Semuc Champey is located just south of the small town of Lanquin. We travelled from Flores to Lanquin by shuttle bus, before getting collected in an open top jeep by our hostel. The next day we did a full-day private tour of the area that we organised through our hostel. Such a great day out and I’d highly recommend this to anyone looking to do something a little different.
How Long Should You Spend at Semuc Champey
Given its remote nature and long travel time, it’s worth spending a few days in this area. We spent a full day at Semuc Champey and two days relaxing in the nearby areas. Without a car, our only way to get between the east of Guatemala (Tikal/Flores) and the west (Antigua, Lake Atitlan etc) was public buses.
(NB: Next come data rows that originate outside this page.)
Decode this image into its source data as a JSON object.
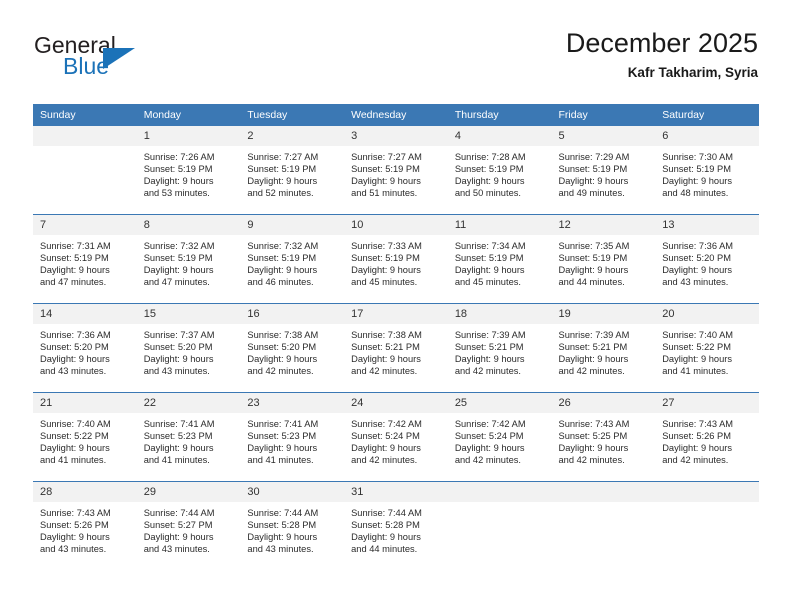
{
  "brand": {
    "name_top": "General",
    "name_bottom": "Blue",
    "accent_color": "#1b72b8",
    "triangle_icon": "triangle-icon"
  },
  "header": {
    "title": "December 2025",
    "subtitle": "Kafr Takharim, Syria"
  },
  "calendar": {
    "header_bg": "#3b78b4",
    "daynum_bg": "#f2f2f2",
    "weekdays": [
      "Sunday",
      "Monday",
      "Tuesday",
      "Wednesday",
      "Thursday",
      "Friday",
      "Saturday"
    ],
    "weeks": [
      [
        {
          "day": "",
          "blank": true,
          "sunrise": "",
          "sunset": "",
          "daylight1": "",
          "daylight2": ""
        },
        {
          "day": "1",
          "sunrise": "Sunrise: 7:26 AM",
          "sunset": "Sunset: 5:19 PM",
          "daylight1": "Daylight: 9 hours",
          "daylight2": "and 53 minutes."
        },
        {
          "day": "2",
          "sunrise": "Sunrise: 7:27 AM",
          "sunset": "Sunset: 5:19 PM",
          "daylight1": "Daylight: 9 hours",
          "daylight2": "and 52 minutes."
        },
        {
          "day": "3",
          "sunrise": "Sunrise: 7:27 AM",
          "sunset": "Sunset: 5:19 PM",
          "daylight1": "Daylight: 9 hours",
          "daylight2": "and 51 minutes."
        },
        {
          "day": "4",
          "sunrise": "Sunrise: 7:28 AM",
          "sunset": "Sunset: 5:19 PM",
          "daylight1": "Daylight: 9 hours",
          "daylight2": "and 50 minutes."
        },
        {
          "day": "5",
          "sunrise": "Sunrise: 7:29 AM",
          "sunset": "Sunset: 5:19 PM",
          "daylight1": "Daylight: 9 hours",
          "daylight2": "and 49 minutes."
        },
        {
          "day": "6",
          "sunrise": "Sunrise: 7:30 AM",
          "sunset": "Sunset: 5:19 PM",
          "daylight1": "Daylight: 9 hours",
          "daylight2": "and 48 minutes."
        }
      ],
      [
        {
          "day": "7",
          "sunrise": "Sunrise: 7:31 AM",
          "sunset": "Sunset: 5:19 PM",
          "daylight1": "Daylight: 9 hours",
          "daylight2": "and 47 minutes."
        },
        {
          "day": "8",
          "sunrise": "Sunrise: 7:32 AM",
          "sunset": "Sunset: 5:19 PM",
          "daylight1": "Daylight: 9 hours",
          "daylight2": "and 47 minutes."
        },
        {
          "day": "9",
          "sunrise": "Sunrise: 7:32 AM",
          "sunset": "Sunset: 5:19 PM",
          "daylight1": "Daylight: 9 hours",
          "daylight2": "and 46 minutes."
        },
        {
          "day": "10",
          "sunrise": "Sunrise: 7:33 AM",
          "sunset": "Sunset: 5:19 PM",
          "daylight1": "Daylight: 9 hours",
          "daylight2": "and 45 minutes."
        },
        {
          "day": "11",
          "sunrise": "Sunrise: 7:34 AM",
          "sunset": "Sunset: 5:19 PM",
          "daylight1": "Daylight: 9 hours",
          "daylight2": "and 45 minutes."
        },
        {
          "day": "12",
          "sunrise": "Sunrise: 7:35 AM",
          "sunset": "Sunset: 5:19 PM",
          "daylight1": "Daylight: 9 hours",
          "daylight2": "and 44 minutes."
        },
        {
          "day": "13",
          "sunrise": "Sunrise: 7:36 AM",
          "sunset": "Sunset: 5:20 PM",
          "daylight1": "Daylight: 9 hours",
          "daylight2": "and 43 minutes."
        }
      ],
      [
        {
          "day": "14",
          "sunrise": "Sunrise: 7:36 AM",
          "sunset": "Sunset: 5:20 PM",
          "daylight1": "Daylight: 9 hours",
          "daylight2": "and 43 minutes."
        },
        {
          "day": "15",
          "sunrise": "Sunrise: 7:37 AM",
          "sunset": "Sunset: 5:20 PM",
          "daylight1": "Daylight: 9 hours",
          "daylight2": "and 43 minutes."
        },
        {
          "day": "16",
          "sunrise": "Sunrise: 7:38 AM",
          "sunset": "Sunset: 5:20 PM",
          "daylight1": "Daylight: 9 hours",
          "daylight2": "and 42 minutes."
        },
        {
          "day": "17",
          "sunrise": "Sunrise: 7:38 AM",
          "sunset": "Sunset: 5:21 PM",
          "daylight1": "Daylight: 9 hours",
          "daylight2": "and 42 minutes."
        },
        {
          "day": "18",
          "sunrise": "Sunrise: 7:39 AM",
          "sunset": "Sunset: 5:21 PM",
          "daylight1": "Daylight: 9 hours",
          "daylight2": "and 42 minutes."
        },
        {
          "day": "19",
          "sunrise": "Sunrise: 7:39 AM",
          "sunset": "Sunset: 5:21 PM",
          "daylight1": "Daylight: 9 hours",
          "daylight2": "and 42 minutes."
        },
        {
          "day": "20",
          "sunrise": "Sunrise: 7:40 AM",
          "sunset": "Sunset: 5:22 PM",
          "daylight1": "Daylight: 9 hours",
          "daylight2": "and 41 minutes."
        }
      ],
      [
        {
          "day": "21",
          "sunrise": "Sunrise: 7:40 AM",
          "sunset": "Sunset: 5:22 PM",
          "daylight1": "Daylight: 9 hours",
          "daylight2": "and 41 minutes."
        },
        {
          "day": "22",
          "sunrise": "Sunrise: 7:41 AM",
          "sunset": "Sunset: 5:23 PM",
          "daylight1": "Daylight: 9 hours",
          "daylight2": "and 41 minutes."
        },
        {
          "day": "23",
          "sunrise": "Sunrise: 7:41 AM",
          "sunset": "Sunset: 5:23 PM",
          "daylight1": "Daylight: 9 hours",
          "daylight2": "and 41 minutes."
        },
        {
          "day": "24",
          "sunrise": "Sunrise: 7:42 AM",
          "sunset": "Sunset: 5:24 PM",
          "daylight1": "Daylight: 9 hours",
          "daylight2": "and 42 minutes."
        },
        {
          "day": "25",
          "sunrise": "Sunrise: 7:42 AM",
          "sunset": "Sunset: 5:24 PM",
          "daylight1": "Daylight: 9 hours",
          "daylight2": "and 42 minutes."
        },
        {
          "day": "26",
          "sunrise": "Sunrise: 7:43 AM",
          "sunset": "Sunset: 5:25 PM",
          "daylight1": "Daylight: 9 hours",
          "daylight2": "and 42 minutes."
        },
        {
          "day": "27",
          "sunrise": "Sunrise: 7:43 AM",
          "sunset": "Sunset: 5:26 PM",
          "daylight1": "Daylight: 9 hours",
          "daylight2": "and 42 minutes."
        }
      ],
      [
        {
          "day": "28",
          "sunrise": "Sunrise: 7:43 AM",
          "sunset": "Sunset: 5:26 PM",
          "daylight1": "Daylight: 9 hours",
          "daylight2": "and 43 minutes."
        },
        {
          "day": "29",
          "sunrise": "Sunrise: 7:44 AM",
          "sunset": "Sunset: 5:27 PM",
          "daylight1": "Daylight: 9 hours",
          "daylight2": "and 43 minutes."
        },
        {
          "day": "30",
          "sunrise": "Sunrise: 7:44 AM",
          "sunset": "Sunset: 5:28 PM",
          "daylight1": "Daylight: 9 hours",
          "daylight2": "and 43 minutes."
        },
        {
          "day": "31",
          "sunrise": "Sunrise: 7:44 AM",
          "sunset": "Sunset: 5:28 PM",
          "daylight1": "Daylight: 9 hours",
          "daylight2": "and 44 minutes."
        },
        {
          "day": "",
          "blank": true,
          "sunrise": "",
          "sunset": "",
          "daylight1": "",
          "daylight2": ""
        },
        {
          "day": "",
          "blank": true,
          "sunrise": "",
          "sunset": "",
          "daylight1": "",
          "daylight2": ""
        },
        {
          "day": "",
          "blank": true,
          "sunrise": "",
          "sunset": "",
          "daylight1": "",
          "daylight2": ""
        }
      ]
    ]
  }
}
We were told the estimated journey time was between 10-13 hours to do this. Semuc Champey became an appealing option to break up this long journey as it’s located more centrally within Guatemala.
To make the most of the area, consider spending a few days here. You’ll need a full day at Semuc Champey itself to visit everything on offer. The accommodation in this area is mostly found in beautiful, tranquil greenery – making it a very relaxing spot. Consider having a day or two just relaxing at your accommodation and soak up the nature. My sister and I stayed at a hostel which had a lot of pretty outdoor space for us to relax in. We enjoyed getting a few drinks at the hostel bar and playing cards, reading and getting to know other travellers. Definitely a nice break from the long bus journeys and more hectic parts of Guatemala. Other hostels we saw had swimming pools and outdoor hammocks, so there’s a lot of opportunity to relax for a bit. My impression of the area was that there wasn’t much nightlife outside of your accommodation, purely from how hard it was to travel around this region.
Tips for Semuc Champey
- Bring water – be sure to bring your own water and snacks. This is especially important if you’re doing the hike up to the viewpoint as it’s very hot!
- Bring a padlock – there are some areas you can lock away valuables. Our tour guide brought a padlock for us, so check in advance if your tour will do the same. If you’re doing this trip solo, bring your own. A few of the lockers were in eyes reach of the natural pools, but we didn’t want to chance it or be constantly checking over our stuff.
- Sturdy water shoes – I regret not having sturdy water-appropriate shoes. We were doing the cave tour bare foot and would have potentially benefitted fro better shoes at the lakes too.
- Avoid peak times – this might seem like an obvious, as with any tourist destination, however the caves, viewpoints and lakes were quite small and would have felt cramped and un-relaxing in busy times.
- Bring cash – this isn’t an area where you’ll be able to use debit cards. Bring cash!
- Consider a local guide – I wouldn’t usually opt for guided tours but I’m glad we did for this trip. Our guide was very knowledgable and helped us plan the day so we could maximise on everything it has to offer. If you decide to go solo, be sure to plan ahead with the transport. You’ll need to ensure transport to/from the Lanquin area. I can’t provide tips on this but research ahead of time / contact your accommodation for advice.
Semuc Champey – with its emerald natural pools, hidden caves, tubing adventures and surrounding natural beauty, is a haven for nature enthusiasts seeking an immersive and authentic experience. Whether you’re looking relaxation at the turquoise pools or in a jungle hammock at your accommodation, or adventure into cave systems, river tubing or hiking to panoramic viewpoints, Semuc Champey has something for everyone.
If you can over come the slightly challenging journey, Semuc Champey is definitely worth a visit and I’m glad we broke up the long journey from East to West Guatemala by paying it a visit. Having said that, if you’re tight on time in Guatemala, I would prioritise places like Tikal and Antigua over Semuc Champey. After our time in Semuc Champey, we got a shuttle bus to our next stop in Guatemala: Lake Atitlan. Check out my guide on best places to visit in Guatemala for more travel inspiration.